## [EXERCISE DETAILS]
An exact copy of all the entries below is what this task needs.
_____
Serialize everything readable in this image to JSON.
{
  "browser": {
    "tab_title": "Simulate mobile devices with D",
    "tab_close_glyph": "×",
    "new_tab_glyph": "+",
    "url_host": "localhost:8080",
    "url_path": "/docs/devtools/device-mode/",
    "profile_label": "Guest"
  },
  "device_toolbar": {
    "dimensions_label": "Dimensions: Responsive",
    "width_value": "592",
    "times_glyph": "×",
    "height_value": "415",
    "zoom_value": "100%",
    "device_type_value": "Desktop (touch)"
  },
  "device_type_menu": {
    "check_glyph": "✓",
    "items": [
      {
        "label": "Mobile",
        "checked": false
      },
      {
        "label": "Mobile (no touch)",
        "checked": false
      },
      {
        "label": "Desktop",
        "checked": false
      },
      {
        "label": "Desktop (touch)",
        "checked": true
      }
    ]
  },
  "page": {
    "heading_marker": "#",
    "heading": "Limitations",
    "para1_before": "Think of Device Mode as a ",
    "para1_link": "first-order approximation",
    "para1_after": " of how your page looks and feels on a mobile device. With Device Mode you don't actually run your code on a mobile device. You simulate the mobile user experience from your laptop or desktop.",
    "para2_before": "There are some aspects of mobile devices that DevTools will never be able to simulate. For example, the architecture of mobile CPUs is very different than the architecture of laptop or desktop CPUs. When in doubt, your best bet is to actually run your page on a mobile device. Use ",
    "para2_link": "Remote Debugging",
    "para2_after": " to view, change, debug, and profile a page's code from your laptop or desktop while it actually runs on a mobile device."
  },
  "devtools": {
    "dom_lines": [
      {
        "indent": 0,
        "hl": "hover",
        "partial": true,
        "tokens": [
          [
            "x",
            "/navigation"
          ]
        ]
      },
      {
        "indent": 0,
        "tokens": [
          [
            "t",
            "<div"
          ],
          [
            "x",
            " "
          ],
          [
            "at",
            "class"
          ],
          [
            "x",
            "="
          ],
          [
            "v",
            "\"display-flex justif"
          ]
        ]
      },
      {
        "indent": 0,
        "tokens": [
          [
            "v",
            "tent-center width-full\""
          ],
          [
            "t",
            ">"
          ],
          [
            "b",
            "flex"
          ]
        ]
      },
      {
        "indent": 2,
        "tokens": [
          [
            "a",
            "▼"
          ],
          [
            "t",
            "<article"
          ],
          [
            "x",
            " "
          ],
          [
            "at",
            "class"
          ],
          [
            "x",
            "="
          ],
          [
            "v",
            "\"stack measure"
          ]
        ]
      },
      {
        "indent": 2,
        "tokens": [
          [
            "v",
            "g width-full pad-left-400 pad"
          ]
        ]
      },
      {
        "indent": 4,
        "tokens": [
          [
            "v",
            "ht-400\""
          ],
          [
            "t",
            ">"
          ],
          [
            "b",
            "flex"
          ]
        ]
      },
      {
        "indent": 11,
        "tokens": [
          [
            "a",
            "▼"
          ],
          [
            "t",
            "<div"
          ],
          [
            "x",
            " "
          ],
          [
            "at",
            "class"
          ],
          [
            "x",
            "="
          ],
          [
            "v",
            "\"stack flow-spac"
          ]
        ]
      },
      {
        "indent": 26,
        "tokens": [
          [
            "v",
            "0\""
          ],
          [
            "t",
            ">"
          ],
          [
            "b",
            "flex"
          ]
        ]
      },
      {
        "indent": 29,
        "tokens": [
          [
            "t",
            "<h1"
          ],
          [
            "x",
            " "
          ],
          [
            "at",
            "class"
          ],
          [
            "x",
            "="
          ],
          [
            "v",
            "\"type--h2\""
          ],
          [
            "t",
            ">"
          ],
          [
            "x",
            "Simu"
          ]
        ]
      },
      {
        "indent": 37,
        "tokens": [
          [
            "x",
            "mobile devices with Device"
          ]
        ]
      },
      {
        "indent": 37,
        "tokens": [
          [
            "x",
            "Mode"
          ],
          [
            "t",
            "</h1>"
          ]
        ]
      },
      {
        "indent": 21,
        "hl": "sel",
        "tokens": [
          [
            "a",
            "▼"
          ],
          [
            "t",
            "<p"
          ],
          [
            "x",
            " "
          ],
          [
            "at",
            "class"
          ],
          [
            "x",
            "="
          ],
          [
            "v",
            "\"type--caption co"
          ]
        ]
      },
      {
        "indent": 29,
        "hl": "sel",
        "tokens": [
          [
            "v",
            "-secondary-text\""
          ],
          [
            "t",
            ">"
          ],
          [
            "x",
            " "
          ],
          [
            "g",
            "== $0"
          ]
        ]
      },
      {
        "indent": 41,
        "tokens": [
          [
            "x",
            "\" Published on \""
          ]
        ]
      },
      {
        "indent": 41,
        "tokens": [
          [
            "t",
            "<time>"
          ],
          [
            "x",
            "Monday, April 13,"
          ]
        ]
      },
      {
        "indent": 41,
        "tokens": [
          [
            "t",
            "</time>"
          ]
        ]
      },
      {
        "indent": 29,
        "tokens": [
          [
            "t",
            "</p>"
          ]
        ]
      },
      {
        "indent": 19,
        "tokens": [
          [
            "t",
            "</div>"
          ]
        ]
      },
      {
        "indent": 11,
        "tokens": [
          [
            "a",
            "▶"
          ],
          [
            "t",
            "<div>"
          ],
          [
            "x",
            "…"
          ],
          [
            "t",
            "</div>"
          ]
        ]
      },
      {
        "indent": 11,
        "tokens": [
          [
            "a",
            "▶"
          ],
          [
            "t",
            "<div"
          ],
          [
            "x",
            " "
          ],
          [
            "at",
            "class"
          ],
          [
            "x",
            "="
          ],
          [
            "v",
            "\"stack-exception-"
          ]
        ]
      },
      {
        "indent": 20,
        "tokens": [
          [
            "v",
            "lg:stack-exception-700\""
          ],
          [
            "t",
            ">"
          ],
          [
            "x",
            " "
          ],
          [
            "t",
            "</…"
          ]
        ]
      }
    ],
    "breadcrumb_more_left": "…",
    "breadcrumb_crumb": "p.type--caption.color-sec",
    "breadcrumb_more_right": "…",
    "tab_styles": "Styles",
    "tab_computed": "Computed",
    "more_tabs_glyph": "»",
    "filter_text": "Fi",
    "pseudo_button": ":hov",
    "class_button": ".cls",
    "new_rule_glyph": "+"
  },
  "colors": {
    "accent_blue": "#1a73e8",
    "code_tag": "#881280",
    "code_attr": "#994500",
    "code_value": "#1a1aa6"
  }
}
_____
## [RESPONSE BOX]
Serialize everything readable in this image to JSON.
{
  "browser": {
    "tab_title": "Simulate mobile devices with D",
    "tab_close_glyph": "×",
    "new_tab_glyph": "+",
    "url_host": "localhost:8080",
    "url_path": "/docs/devtools/device-mode/",
    "profile_label": "Guest"
  },
  "device_toolbar": {
    "dimensions_label": "Dimensions: Responsive",
    "width_value": "592",
    "times_glyph": "×",
    "height_value": "415",
    "zoom_value": "100%",
    "device_type_value": "Desktop (touch)"
  },
  "device_type_menu": {
    "check_glyph": "✓",
    "items": [
      {
        "label": "Mobile",
        "checked": false
      },
      {
        "label": "Mobile (no touch)",
        "checked": false
      },
      {
        "label": "Desktop",
        "checked": false
      },
      {
        "label": "Desktop (touch)",
        "checked": true
      }
    ]
  },
  "page": {
    "heading_marker": "#",
    "heading": "Limitations",
    "para1_before": "Think of Device Mode as a ",
    "para1_link": "first-order approximation",
    "para1_after": " of how your page looks and feels on a mobile device. With Device Mode you don't actually run your code on a mobile device. You simulate the mobile user experience from your laptop or desktop.",
    "para2_before": "There are some aspects of mobile devices that DevTools will never be able to simulate. For example, the architecture of mobile CPUs is very different than the architecture of laptop or desktop CPUs. When in doubt, your best bet is to actually run your page on a mobile device. Use ",
    "para2_link": "Remote Debugging",
    "para2_after": " to view, change, debug, and profile a page's code from your laptop or desktop while it actually runs on a mobile device."
  },
  "devtools": {
    "dom_lines": [
      {
        "indent": 0,
        "hl": "hover",
        "partial": true,
        "tokens": [
          [
            "x",
            "/navigation"
          ]
        ]
      },
      {
        "indent": 0,
        "tokens": [
          [
            "t",
            "<div"
          ],
          [
            "x",
            " "
          ],
          [
            "at",
            "class"
          ],
          [
            "x",
            "="
          ],
          [
            "v",
            "\"display-flex justif"
          ]
        ]
      },
      {
        "indent": 0,
        "tokens": [
          [
            "v",
            "tent-center width-full\""
          ],
          [
            "t",
            ">"
          ],
          [
            "b",
            "flex"
          ]
        ]
      },
      {
        "indent": 2,
        "tokens": [
          [
            "a",
            "▼"
          ],
          [
            "t",
            "<article"
          ],
          [
            "x",
            " "
          ],
          [
            "at",
            "class"
          ],
          [
            "x",
            "="
          ],
          [
            "v",
            "\"stack measure"
          ]
        ]
      },
      {
        "indent": 2,
        "tokens": [
          [
            "v",
            "g width-full pad-left-400 pad"
          ]
        ]
      },
      {
        "indent": 4,
        "tokens": [
          [
            "v",
            "ht-400\""
          ],
          [
            "t",
            ">"
          ],
          [
            "b",
            "flex"
          ]
        ]
      },
      {
        "indent": 11,
        "tokens": [
          [
            "a",
            "▼"
          ],
          [
            "t",
            "<div"
          ],
          [
            "x",
            " "
          ],
          [
            "at",
            "class"
          ],
          [
            "x",
            "="
          ],
          [
            "v",
            "\"stack flow-spac"
          ]
        ]
      },
      {
        "indent": 26,
        "tokens": [
          [
            "v",
            "0\""
          ],
          [
            "t",
            ">"
          ],
          [
            "b",
            "flex"
          ]
        ]
      },
      {
        "indent": 29,
        "tokens": [
          [
            "t",
            "<h1"
          ],
          [
            "x",
            " "
          ],
          [
            "at",
            "class"
          ],
          [
            "x",
            "="
          ],
          [
            "v",
            "\"type--h2\""
          ],
          [
            "t",
            ">"
          ],
          [
            "x",
            "Simu"
          ]
        ]
      },
      {
        "indent": 37,
        "tokens": [
          [
            "x",
            "mobile devices with Device"
          ]
        ]
      },
      {
        "indent": 37,
        "tokens": [
          [
            "x",
            "Mode"
          ],
          [
            "t",
            "</h1>"
          ]
        ]
      },
      {
        "indent": 21,
        "hl": "sel",
        "tokens": [
          [
            "a",
            "▼"
          ],
          [
            "t",
            "<p"
          ],
          [
            "x",
            " "
          ],
          [
            "at",
            "class"
          ],
          [
            "x",
            "="
          ],
          [
            "v",
            "\"type--caption co"
          ]
        ]
      },
      {
        "indent": 29,
        "hl": "sel",
        "tokens": [
          [
            "v",
            "-secondary-text\""
          ],
          [
            "t",
            ">"
          ],
          [
            "x",
            " "
          ],
          [
            "g",
            "== $0"
          ]
        ]
      },
      {
        "indent": 41,
        "tokens": [
          [
            "x",
            "\" Published on \""
          ]
        ]
      },
      {
        "indent": 41,
        "tokens": [
          [
            "t",
            "<time>"
          ],
          [
            "x",
            "Monday, April 13,"
          ]
        ]
      },
      {
        "indent": 41,
        "tokens": [
          [
            "t",
            "</time>"
          ]
        ]
      },
      {
        "indent": 29,
        "tokens": [
          [
            "t",
            "</p>"
          ]
        ]
      },
      {
        "indent": 19,
        "tokens": [
          [
            "t",
            "</div>"
          ]
        ]
      },
      {
        "indent": 11,
        "tokens": [
          [
            "a",
            "▶"
          ],
          [
            "t",
            "<div>"
          ],
          [
            "x",
            "…"
          ],
          [
            "t",
            "</div>"
          ]
        ]
      },
      {
        "indent": 11,
        "tokens": [
          [
            "a",
            "▶"
          ],
          [
            "t",
            "<div"
          ],
          [
            "x",
            " "
          ],
          [
            "at",
            "class"
          ],
          [
            "x",
            "="
          ],
          [
            "v",
            "\"stack-exception-"
          ]
        ]
      },
      {
        "indent": 20,
        "tokens": [
          [
            "v",
            "lg:stack-exception-700\""
          ],
          [
            "t",
            ">"
          ],
          [
            "x",
            " "
          ],
          [
            "t",
            "</…"
          ]
        ]
      }
    ],
    "breadcrumb_more_left": "…",
    "breadcrumb_crumb": "p.type--caption.color-sec",
    "breadcrumb_more_right": "…",
    "tab_styles": "Styles",
    "tab_computed": "Computed",
    "more_tabs_glyph": "»",
    "filter_text": "Fi",
    "pseudo_button": ":hov",
    "class_button": ".cls",
    "new_rule_glyph": "+"
  },
  "colors": {
    "accent_blue": "#1a73e8",
    "code_tag": "#881280",
    "code_attr": "#994500",
    "code_value": "#1a1aa6"
  }
}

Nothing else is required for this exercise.